:: Task brief ::
Give back every entry exactly; drop the pictures.
== Segment start ==
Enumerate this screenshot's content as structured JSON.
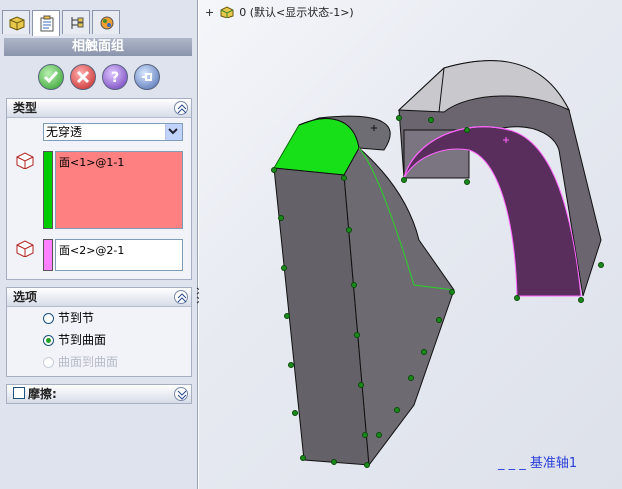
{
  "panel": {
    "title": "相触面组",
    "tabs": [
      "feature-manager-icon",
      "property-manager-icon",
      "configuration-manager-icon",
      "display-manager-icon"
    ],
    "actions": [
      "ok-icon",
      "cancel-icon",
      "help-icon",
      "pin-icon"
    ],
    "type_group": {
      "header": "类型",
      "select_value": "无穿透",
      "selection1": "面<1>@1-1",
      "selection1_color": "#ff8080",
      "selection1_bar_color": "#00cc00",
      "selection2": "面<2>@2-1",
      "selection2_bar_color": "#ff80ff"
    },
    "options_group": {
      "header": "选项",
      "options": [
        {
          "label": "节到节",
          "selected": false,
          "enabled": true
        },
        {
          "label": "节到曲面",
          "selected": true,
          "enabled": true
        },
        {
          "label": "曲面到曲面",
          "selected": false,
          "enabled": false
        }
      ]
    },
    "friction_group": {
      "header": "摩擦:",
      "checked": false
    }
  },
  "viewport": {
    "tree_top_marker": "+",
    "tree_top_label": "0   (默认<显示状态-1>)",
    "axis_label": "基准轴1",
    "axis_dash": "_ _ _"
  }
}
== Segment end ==
:: Solution to this exercise ::
Enumerate this screenshot's content as structured JSON.
{
  "panel": {
    "title": "相触面组",
    "tabs": [
      "feature-manager-icon",
      "property-manager-icon",
      "configuration-manager-icon",
      "display-manager-icon"
    ],
    "actions": [
      "ok-icon",
      "cancel-icon",
      "help-icon",
      "pin-icon"
    ],
    "type_group": {
      "header": "类型",
      "select_value": "无穿透",
      "selection1": "面<1>@1-1",
      "selection1_color": "#ff8080",
      "selection1_bar_color": "#00cc00",
      "selection2": "面<2>@2-1",
      "selection2_bar_color": "#ff80ff"
    },
    "options_group": {
      "header": "选项",
      "options": [
        {
          "label": "节到节",
          "selected": false,
          "enabled": true
        },
        {
          "label": "节到曲面",
          "selected": true,
          "enabled": true
        },
        {
          "label": "曲面到曲面",
          "selected": false,
          "enabled": false
        }
      ]
    },
    "friction_group": {
      "header": "摩擦:",
      "checked": false
    }
  },
  "viewport": {
    "tree_top_marker": "+",
    "tree_top_label": "0   (默认<显示状态-1>)",
    "axis_label": "基准轴1",
    "axis_dash": "_ _ _"
  }
}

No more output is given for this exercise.